“Despite being a fairly homogeneous country Germany is still very regional when it comes to much of it’s culture, language (darn you regional dialects!), attitudes and general friendliness. Even within regions there is a high level of diversity. When we lived in Malente I had some of my positive experiences with strangers going out of their way to offer help. Still we also had to deal with neighbors who made it clear they weren’t happy to be sharing an building with an American. And herein lies the problem with stereotypes, they are too narrow to accurately define the parameters of reality.” Read more on Nine and ninety nine.

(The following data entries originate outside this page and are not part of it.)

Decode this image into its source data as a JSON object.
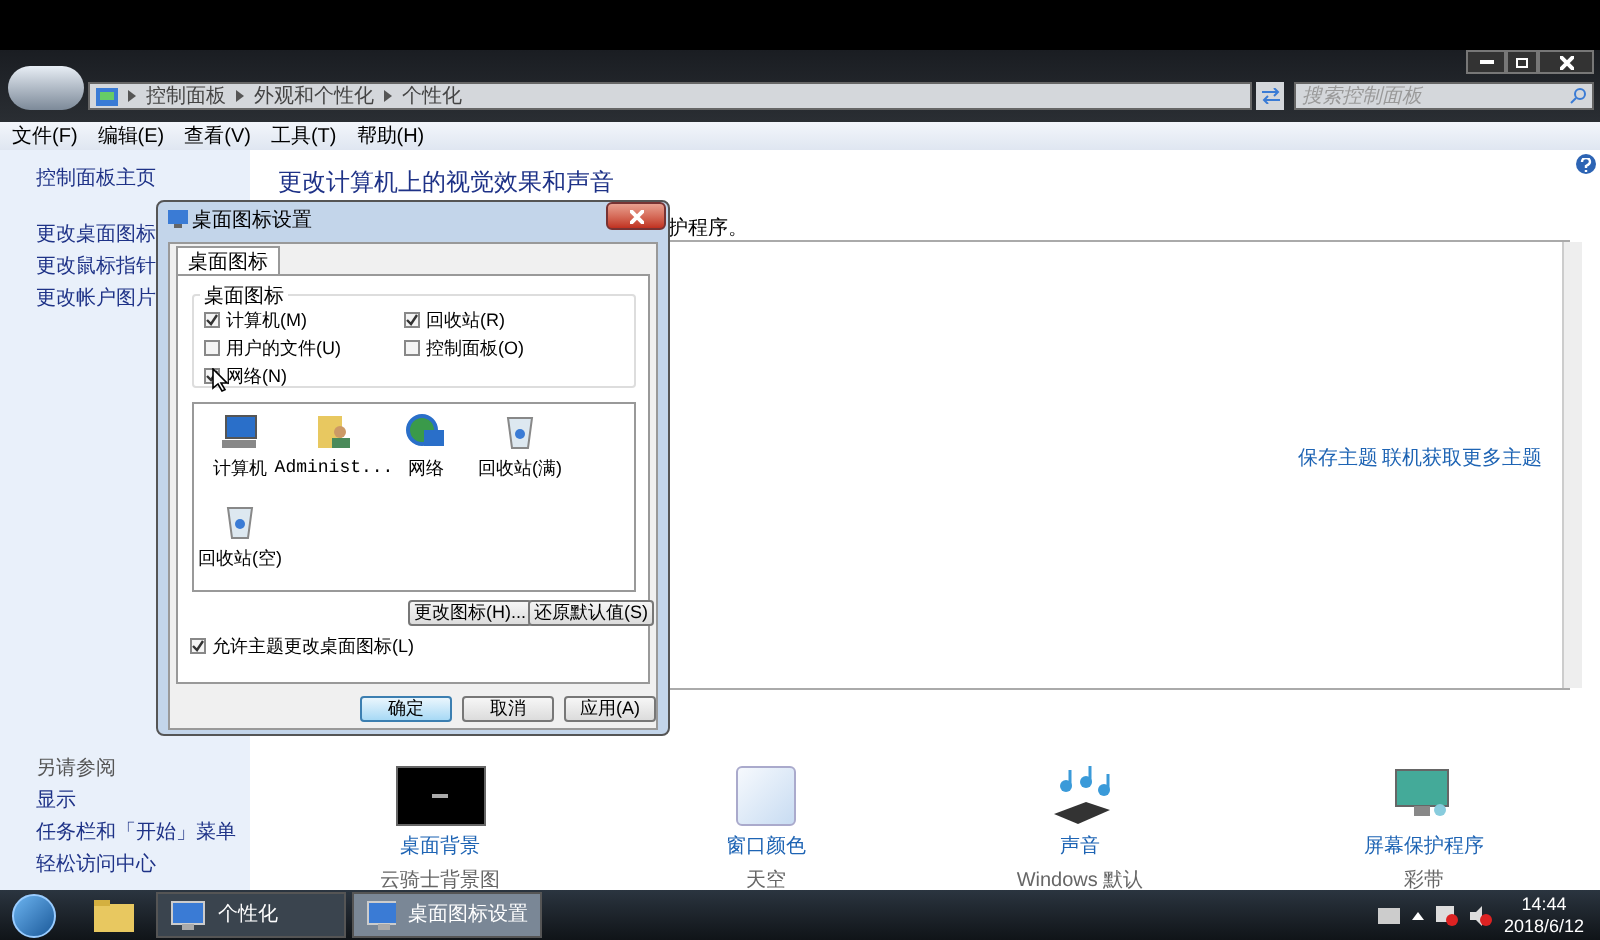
{
  "window": {
    "breadcrumb": [
      "控制面板",
      "外观和个性化",
      "个性化"
    ],
    "search": {
      "placeholder": "搜索控制面板"
    }
  },
  "menu": [
    "文件(F)",
    "编辑(E)",
    "查看(V)",
    "工具(T)",
    "帮助(H)"
  ],
  "sidebar": {
    "items": [
      "控制面板主页",
      "更改桌面图标",
      "更改鼠标指针",
      "更改帐户图片"
    ],
    "see_also_title": "另请参阅",
    "see_also": [
      "显示",
      "任务栏和「开始」菜单",
      "轻松访问中心"
    ]
  },
  "main": {
    "heading": "更改计算机上的视觉效果和声音",
    "subtitle_visible": "护程序。",
    "theme_links": [
      "保存主题",
      "联机获取更多主题"
    ],
    "settings": [
      {
        "kind": "background",
        "label": "桌面背景",
        "value": "云骑士背景图"
      },
      {
        "kind": "color",
        "label": "窗口颜色",
        "value": "天空"
      },
      {
        "kind": "sound",
        "label": "声音",
        "value": "Windows 默认"
      },
      {
        "kind": "screensaver",
        "label": "屏幕保护程序",
        "value": "彩带"
      }
    ]
  },
  "dialog": {
    "title": "桌面图标设置",
    "tabs": [
      {
        "label": "桌面图标",
        "selected": true
      }
    ],
    "group_title": "桌面图标",
    "checkboxes": [
      {
        "label": "计算机(M)",
        "checked": true
      },
      {
        "label": "回收站(R)",
        "checked": true
      },
      {
        "label": "用户的文件(U)",
        "checked": false
      },
      {
        "label": "控制面板(O)",
        "checked": false
      },
      {
        "label": "网络(N)",
        "checked": true
      }
    ],
    "icons": [
      {
        "kind": "computer",
        "label": "计算机"
      },
      {
        "kind": "user",
        "label": "Administ..."
      },
      {
        "kind": "network",
        "label": "网络"
      },
      {
        "kind": "bin",
        "label": "回收站(满)"
      },
      {
        "kind": "bin",
        "label": "回收站(空)"
      }
    ],
    "icon_buttons": [
      "更改图标(H)...",
      "还原默认值(S)"
    ],
    "allow_themes": {
      "label": "允许主题更改桌面图标(L)",
      "checked": true
    },
    "buttons": [
      {
        "label": "确定",
        "default": true
      },
      {
        "label": "取消",
        "default": false
      },
      {
        "label": "应用(A)",
        "default": false
      }
    ]
  },
  "taskbar": {
    "buttons": [
      {
        "label": "个性化",
        "selected": false
      },
      {
        "label": "桌面图标设置",
        "selected": true
      }
    ],
    "time": "14:44",
    "date": "2018/6/12"
  }
}
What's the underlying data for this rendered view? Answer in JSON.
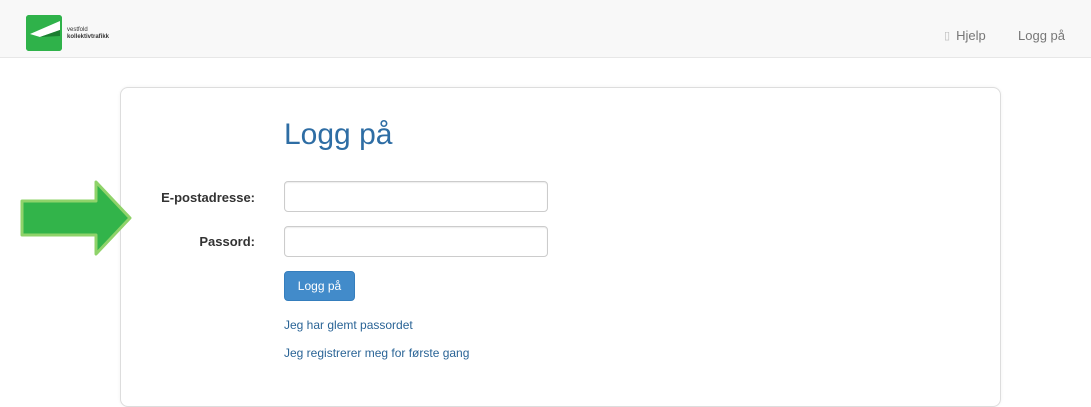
{
  "header": {
    "logo_line1": "vestfold",
    "logo_line2": "kollektivtrafikk",
    "help_label": "Hjelp",
    "login_label": "Logg på",
    "help_icon": "help-icon",
    "logo_icon": "vkt-logo-icon"
  },
  "main": {
    "title": "Logg på",
    "email_label": "E-postadresse:",
    "email_value": "",
    "password_label": "Passord:",
    "password_value": "",
    "submit_label": "Logg på",
    "forgot_link": "Jeg har glemt passordet",
    "register_link": "Jeg registrerer meg for første gang"
  },
  "annotation": {
    "arrow_icon": "right-arrow-icon"
  },
  "colors": {
    "brand_green": "#2fb24a",
    "arrow_green": "#32b44a",
    "primary_button": "#428bca",
    "title_blue": "#2e6da4",
    "link_blue": "#2a6496"
  }
}
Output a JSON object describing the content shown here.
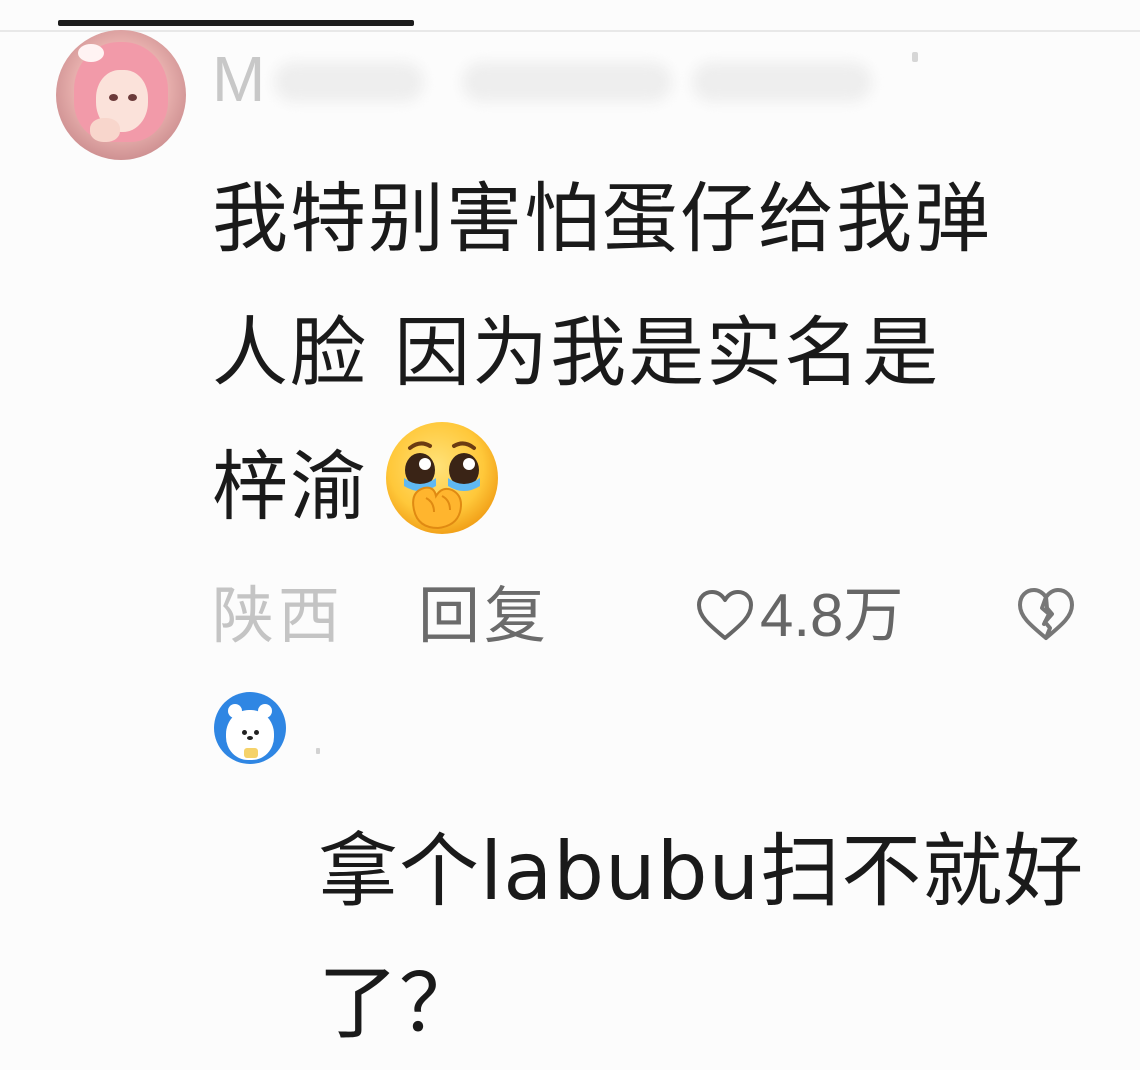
{
  "comment": {
    "username": "M",
    "text_lines": [
      "我特别害怕蛋仔给我弹",
      "人脸 因为我是实名是",
      "梓渝"
    ],
    "emoji": "face-holding-back-tears",
    "location": "陕西",
    "reply_label": "回复",
    "like_count": "4.8万"
  },
  "reply": {
    "text_lines": [
      "拿个labubu扫不就好",
      "了？"
    ]
  },
  "colors": {
    "text": "#1a1a1a",
    "muted": "#c4c4c4",
    "secondary": "#6b6b6b",
    "reply_avatar_bg": "#2f86e3"
  }
}
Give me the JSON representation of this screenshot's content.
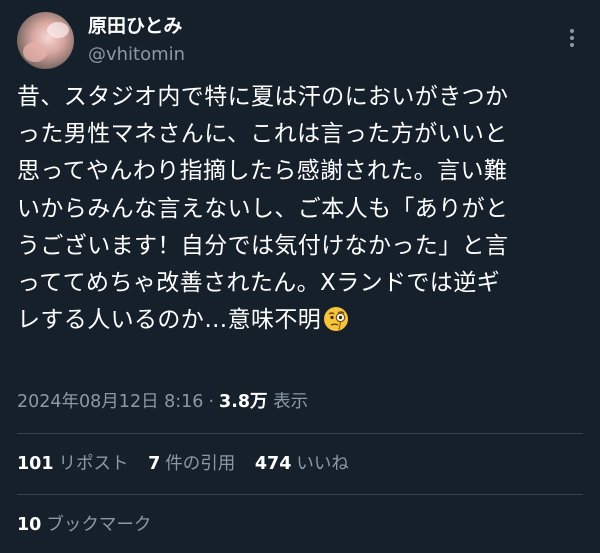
{
  "author": {
    "display_name": "原田ひとみ",
    "handle": "@vhitomin"
  },
  "more_icon": "more-vertical-icon",
  "tweet": {
    "lines": [
      "昔、スタジオ内で特に夏は汗のにおいがきつか",
      "った男性マネさんに、これは言った方がいいと",
      "思ってやんわり指摘したら感謝された。言い難",
      "いからみんな言えないし、ご本人も「ありがと",
      "うございます！自分では気付けなかった」と言",
      "っててめちゃ改善されたん。Xランドでは逆ギ",
      "レする人いるのか…意味不明"
    ],
    "emoji": "face-with-monocle-emoji"
  },
  "meta": {
    "timestamp": "2024年08月12日 8:16",
    "separator": "·",
    "views_count": "3.8万",
    "views_label": "表示"
  },
  "stats": {
    "reposts_count": "101",
    "reposts_label": "リポスト",
    "quotes_count": "7",
    "quotes_label": "件の引用",
    "likes_count": "474",
    "likes_label": "いいね"
  },
  "bookmarks": {
    "count": "10",
    "label": "ブックマーク"
  },
  "colors": {
    "background": "#15202b",
    "text_primary": "#ffffff",
    "text_secondary": "#8b98a5",
    "divider": "#38444d"
  }
}
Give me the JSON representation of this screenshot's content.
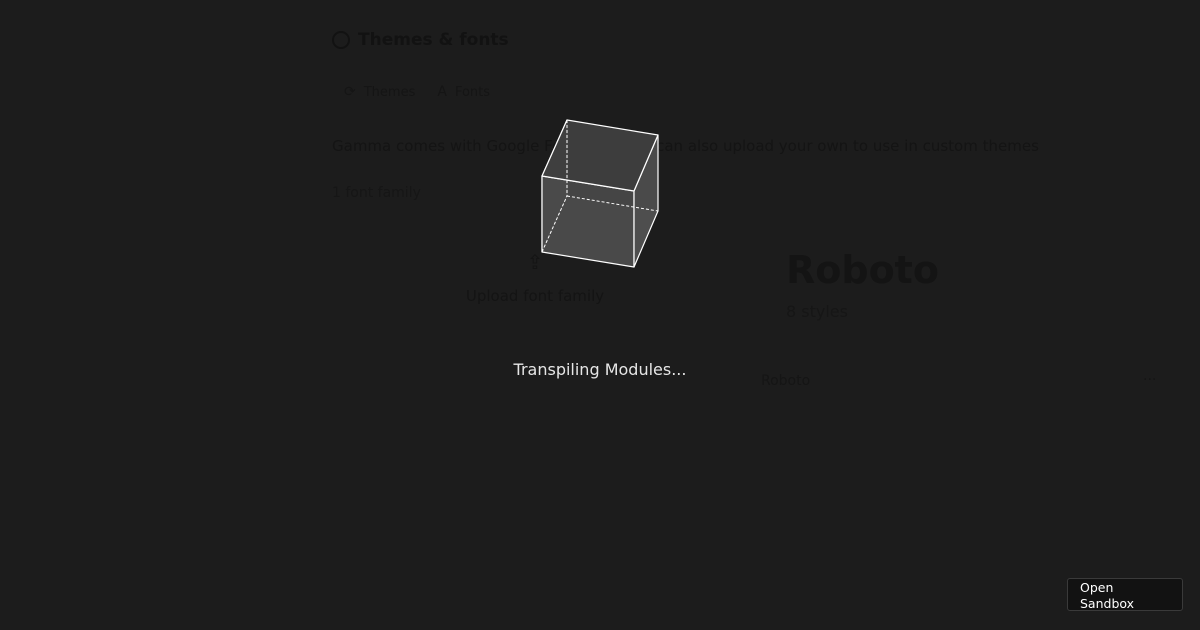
{
  "app": {
    "title": "Themes & fonts",
    "tabs": [
      {
        "label": "Themes",
        "icon": "brush-icon"
      },
      {
        "label": "Fonts",
        "icon": "font-icon"
      }
    ],
    "description": "Gamma comes with Google Fonts, but you can also upload your own to use in custom themes",
    "family_count": "1 font family",
    "upload_label": "Upload font family",
    "font_card": {
      "name": "Roboto",
      "styles": "8 styles",
      "row_label": "Roboto",
      "more": "···"
    }
  },
  "overlay": {
    "status": "Transpiling Modules...",
    "open_sandbox_label": "Open Sandbox",
    "cube_icon": "cube-loader-icon"
  },
  "colors": {
    "background": "#1c1c1c",
    "status_text": "#e6e6e6",
    "cube_fill": "#4a4a4a",
    "cube_stroke": "#ffffff"
  }
}
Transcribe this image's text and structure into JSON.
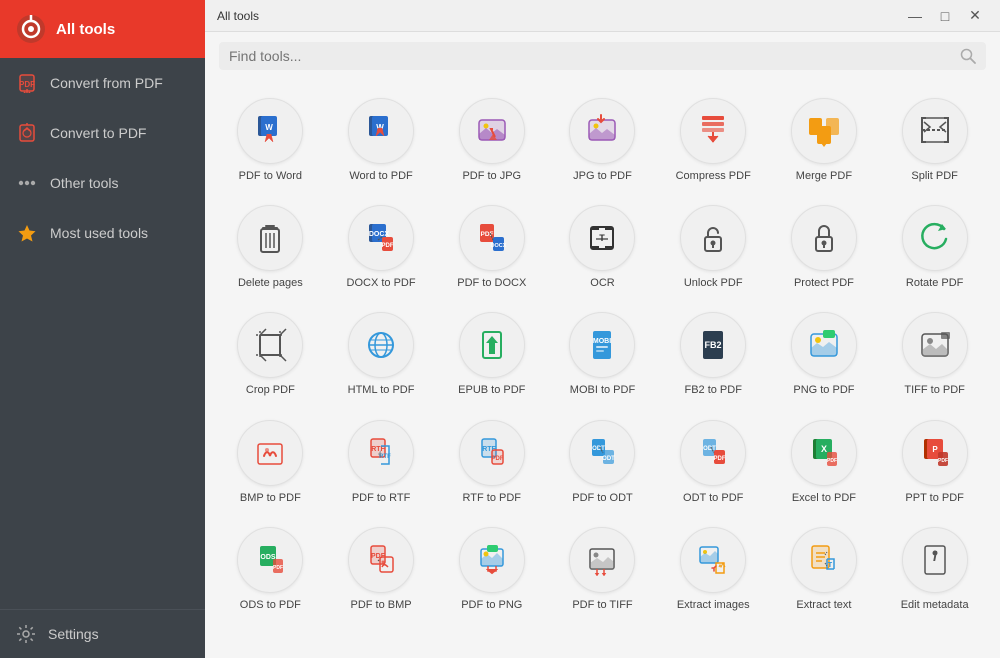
{
  "app": {
    "title": "All tools",
    "logo_text": "All tools"
  },
  "sidebar": {
    "items": [
      {
        "id": "all-tools",
        "label": "All tools",
        "active": true
      },
      {
        "id": "convert-from-pdf",
        "label": "Convert from PDF",
        "active": false
      },
      {
        "id": "convert-to-pdf",
        "label": "Convert to PDF",
        "active": false
      },
      {
        "id": "other-tools",
        "label": "Other tools",
        "active": false
      },
      {
        "id": "most-used-tools",
        "label": "Most used tools",
        "active": false
      }
    ],
    "settings_label": "Settings"
  },
  "search": {
    "placeholder": "Find tools..."
  },
  "titlebar": {
    "title": "All tools",
    "minimize": "—",
    "maximize": "□",
    "close": "✕"
  },
  "tools": [
    {
      "label": "PDF to Word"
    },
    {
      "label": "Word to PDF"
    },
    {
      "label": "PDF to JPG"
    },
    {
      "label": "JPG to PDF"
    },
    {
      "label": "Compress PDF"
    },
    {
      "label": "Merge PDF"
    },
    {
      "label": "Split PDF"
    },
    {
      "label": "Delete pages"
    },
    {
      "label": "DOCX to PDF"
    },
    {
      "label": "PDF to DOCX"
    },
    {
      "label": "OCR"
    },
    {
      "label": "Unlock PDF"
    },
    {
      "label": "Protect PDF"
    },
    {
      "label": "Rotate PDF"
    },
    {
      "label": "Crop PDF"
    },
    {
      "label": "HTML to PDF"
    },
    {
      "label": "EPUB to PDF"
    },
    {
      "label": "MOBI to PDF"
    },
    {
      "label": "FB2 to PDF"
    },
    {
      "label": "PNG to PDF"
    },
    {
      "label": "TIFF to PDF"
    },
    {
      "label": "BMP to PDF"
    },
    {
      "label": "PDF to RTF"
    },
    {
      "label": "RTF to PDF"
    },
    {
      "label": "PDF to ODT"
    },
    {
      "label": "ODT to PDF"
    },
    {
      "label": "Excel to PDF"
    },
    {
      "label": "PPT to PDF"
    },
    {
      "label": "ODS to PDF"
    },
    {
      "label": "PDF to BMP"
    },
    {
      "label": "PDF to PNG"
    },
    {
      "label": "PDF to TIFF"
    },
    {
      "label": "Extract images"
    },
    {
      "label": "Extract text"
    },
    {
      "label": "Edit metadata"
    }
  ]
}
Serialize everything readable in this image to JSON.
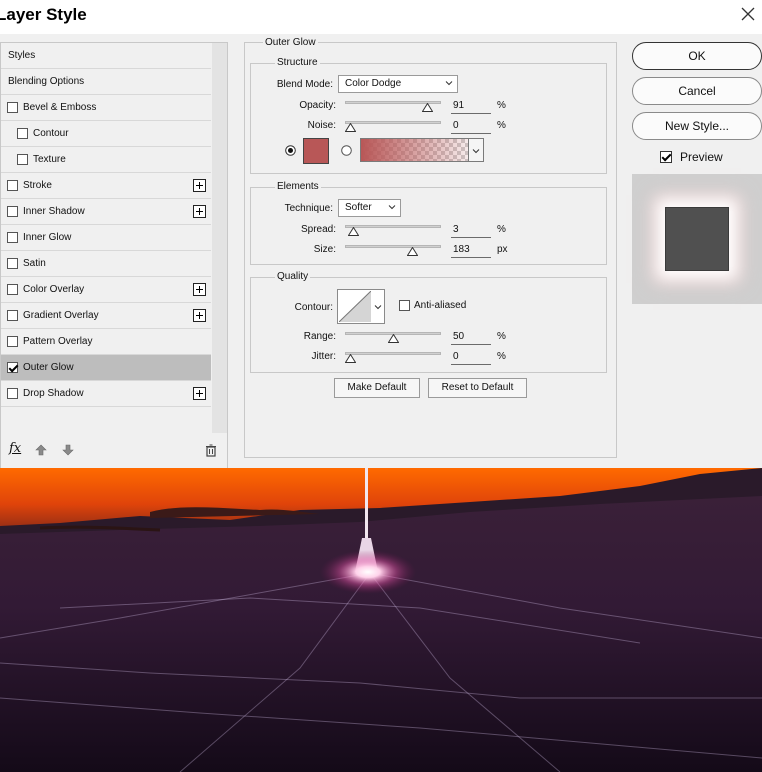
{
  "window": {
    "title": "Layer Style"
  },
  "style_list": {
    "items": [
      {
        "label": "Styles",
        "checkbox": false,
        "plus": false,
        "indent": false,
        "checked": false,
        "selected": false
      },
      {
        "label": "Blending Options",
        "checkbox": false,
        "plus": false,
        "indent": false,
        "checked": false,
        "selected": false
      },
      {
        "label": "Bevel & Emboss",
        "checkbox": true,
        "plus": false,
        "indent": false,
        "checked": false,
        "selected": false
      },
      {
        "label": "Contour",
        "checkbox": true,
        "plus": false,
        "indent": true,
        "checked": false,
        "selected": false
      },
      {
        "label": "Texture",
        "checkbox": true,
        "plus": false,
        "indent": true,
        "checked": false,
        "selected": false
      },
      {
        "label": "Stroke",
        "checkbox": true,
        "plus": true,
        "indent": false,
        "checked": false,
        "selected": false
      },
      {
        "label": "Inner Shadow",
        "checkbox": true,
        "plus": true,
        "indent": false,
        "checked": false,
        "selected": false
      },
      {
        "label": "Inner Glow",
        "checkbox": true,
        "plus": false,
        "indent": false,
        "checked": false,
        "selected": false
      },
      {
        "label": "Satin",
        "checkbox": true,
        "plus": false,
        "indent": false,
        "checked": false,
        "selected": false
      },
      {
        "label": "Color Overlay",
        "checkbox": true,
        "plus": true,
        "indent": false,
        "checked": false,
        "selected": false
      },
      {
        "label": "Gradient Overlay",
        "checkbox": true,
        "plus": true,
        "indent": false,
        "checked": false,
        "selected": false
      },
      {
        "label": "Pattern Overlay",
        "checkbox": true,
        "plus": false,
        "indent": false,
        "checked": false,
        "selected": false
      },
      {
        "label": "Outer Glow",
        "checkbox": true,
        "plus": false,
        "indent": false,
        "checked": true,
        "selected": true
      },
      {
        "label": "Drop Shadow",
        "checkbox": true,
        "plus": true,
        "indent": false,
        "checked": false,
        "selected": false
      }
    ],
    "footer": {
      "fx_label": "fx"
    }
  },
  "outer_glow": {
    "title": "Outer Glow",
    "structure": {
      "title": "Structure",
      "blend_mode_label": "Blend Mode:",
      "blend_mode_value": "Color Dodge",
      "opacity_label": "Opacity:",
      "opacity_value": "91",
      "opacity_unit": "%",
      "noise_label": "Noise:",
      "noise_value": "0",
      "noise_unit": "%",
      "glow_color": "#b85757",
      "opacity_level": 0.91,
      "noise_level": 0.0
    },
    "elements": {
      "title": "Elements",
      "technique_label": "Technique:",
      "technique_value": "Softer",
      "spread_label": "Spread:",
      "spread_value": "3",
      "spread_unit": "%",
      "size_label": "Size:",
      "size_value": "183",
      "size_unit": "px",
      "spread_level": 0.03,
      "size_level": 0.73
    },
    "quality": {
      "title": "Quality",
      "contour_label": "Contour:",
      "anti_aliased_label": "Anti-aliased",
      "range_label": "Range:",
      "range_value": "50",
      "range_unit": "%",
      "jitter_label": "Jitter:",
      "jitter_value": "0",
      "jitter_unit": "%",
      "range_level": 0.5,
      "jitter_level": 0.0
    },
    "buttons": {
      "make_default": "Make Default",
      "reset_default": "Reset to Default"
    }
  },
  "actions": {
    "ok": "OK",
    "cancel": "Cancel",
    "new_style": "New Style...",
    "preview_label": "Preview"
  }
}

This is a preview of The Week in Germany: Bilinguals, Supstition, and Asparagus.
I’m very lucky that Erlangen and the surrounding areas are so utterly bike friendly that even a beginner (Anfänger) can get around safely. Now I am indeed no expert when it comes to biking BUT a bike is my main form of transport here in Germany and may be yours too, it’s worth doing some research, particularly if like me you hadn’t ridden a bike since childhood (and weren’t much good then either).
This is a preview of Biking in Germany versus Biking in the UK.
After an 11-month adventure in Berlin I’ve arrived safely in the United States. I’m trying my best to readjust to the American culture but part of my mind is still stuck back in Germany. I could probably write an entire book about my experiences abroad, and one day I just might, but for now I’ll have to keeps things short. On Tuesday morning four of my closest friends in Berlin were kind enough to accompany me to Tegel Airport and bid me farewell before my flight. The night before had been full of laughs and stories in our favorite brewery, where I enjoyed my final sip of fresh German pilsner for the year. The morning after had a slightly different tone though. I was thrilled to have my friends by my side until the very end but there was a bittersweet feeling to everything.
This is a preview of One Year in Berlin: Returning to the United States.
Die Wandeltreppe: A mystery bookstore in Frankfurt am Main, Germany. Photo: Nicolette Stewart
As an obsessive reader, book stores are one of the first stops I like to hit when visiting a new city. Monuments? Museums? Pish-aaw. I’d rather find out what books are waiting for me on the city’s shelves. If I walk past a few sights on the walk between book havens, then that’ll be nice too. Today I’ve compiled a list of a few of Frankfurt’s coziest bookstores for tourists who like to take a city by book.
This is a preview of Bookstores in Frankfurt, Germany.